[WORK ITEM] Whenever a picture appears, leave it out while repeating all the other data exactly.

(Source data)
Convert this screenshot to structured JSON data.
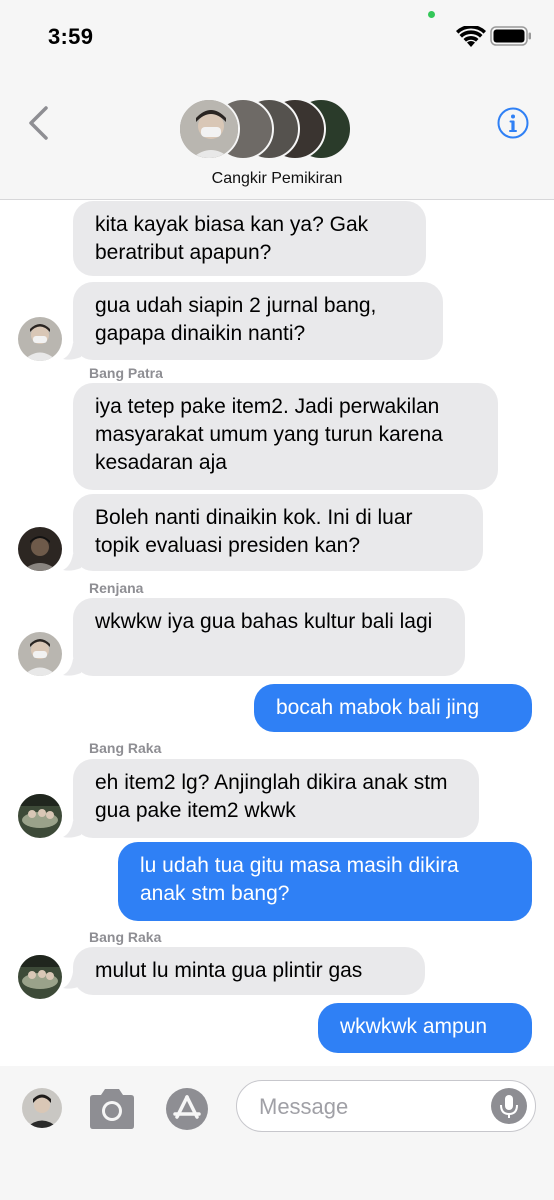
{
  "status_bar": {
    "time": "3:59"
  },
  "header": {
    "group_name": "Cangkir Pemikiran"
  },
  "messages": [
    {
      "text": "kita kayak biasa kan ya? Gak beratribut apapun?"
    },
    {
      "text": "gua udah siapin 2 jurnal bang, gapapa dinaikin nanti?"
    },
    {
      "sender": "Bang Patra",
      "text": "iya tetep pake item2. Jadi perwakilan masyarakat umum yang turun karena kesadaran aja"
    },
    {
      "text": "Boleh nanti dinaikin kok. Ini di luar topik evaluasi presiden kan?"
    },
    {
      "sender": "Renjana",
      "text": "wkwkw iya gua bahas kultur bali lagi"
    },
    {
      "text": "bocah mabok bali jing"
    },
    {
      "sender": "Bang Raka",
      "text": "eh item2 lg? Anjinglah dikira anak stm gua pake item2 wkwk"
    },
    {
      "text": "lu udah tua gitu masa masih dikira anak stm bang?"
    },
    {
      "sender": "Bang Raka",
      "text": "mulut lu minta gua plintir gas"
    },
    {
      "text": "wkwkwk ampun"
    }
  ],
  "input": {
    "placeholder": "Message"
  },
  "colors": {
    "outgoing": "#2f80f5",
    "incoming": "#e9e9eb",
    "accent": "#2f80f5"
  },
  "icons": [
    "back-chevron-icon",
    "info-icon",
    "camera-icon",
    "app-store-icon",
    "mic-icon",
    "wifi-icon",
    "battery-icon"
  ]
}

[COMPLETED TASK]
Convert this screenshot to structured JSON data.
{
  "status_bar": {
    "time": "3:59"
  },
  "header": {
    "group_name": "Cangkir Pemikiran"
  },
  "messages": [
    {
      "text": "kita kayak biasa kan ya? Gak beratribut apapun?"
    },
    {
      "text": "gua udah siapin 2 jurnal bang, gapapa dinaikin nanti?"
    },
    {
      "sender": "Bang Patra",
      "text": "iya tetep pake item2. Jadi perwakilan masyarakat umum yang turun karena kesadaran aja"
    },
    {
      "text": "Boleh nanti dinaikin kok. Ini di luar topik evaluasi presiden kan?"
    },
    {
      "sender": "Renjana",
      "text": "wkwkw iya gua bahas kultur bali lagi"
    },
    {
      "text": "bocah mabok bali jing"
    },
    {
      "sender": "Bang Raka",
      "text": "eh item2 lg? Anjinglah dikira anak stm gua pake item2 wkwk"
    },
    {
      "text": "lu udah tua gitu masa masih dikira anak stm bang?"
    },
    {
      "sender": "Bang Raka",
      "text": "mulut lu minta gua plintir gas"
    },
    {
      "text": "wkwkwk ampun"
    }
  ],
  "input": {
    "placeholder": "Message"
  },
  "colors": {
    "outgoing": "#2f80f5",
    "incoming": "#e9e9eb",
    "accent": "#2f80f5"
  },
  "icons": [
    "back-chevron-icon",
    "info-icon",
    "camera-icon",
    "app-store-icon",
    "mic-icon",
    "wifi-icon",
    "battery-icon"
  ]
}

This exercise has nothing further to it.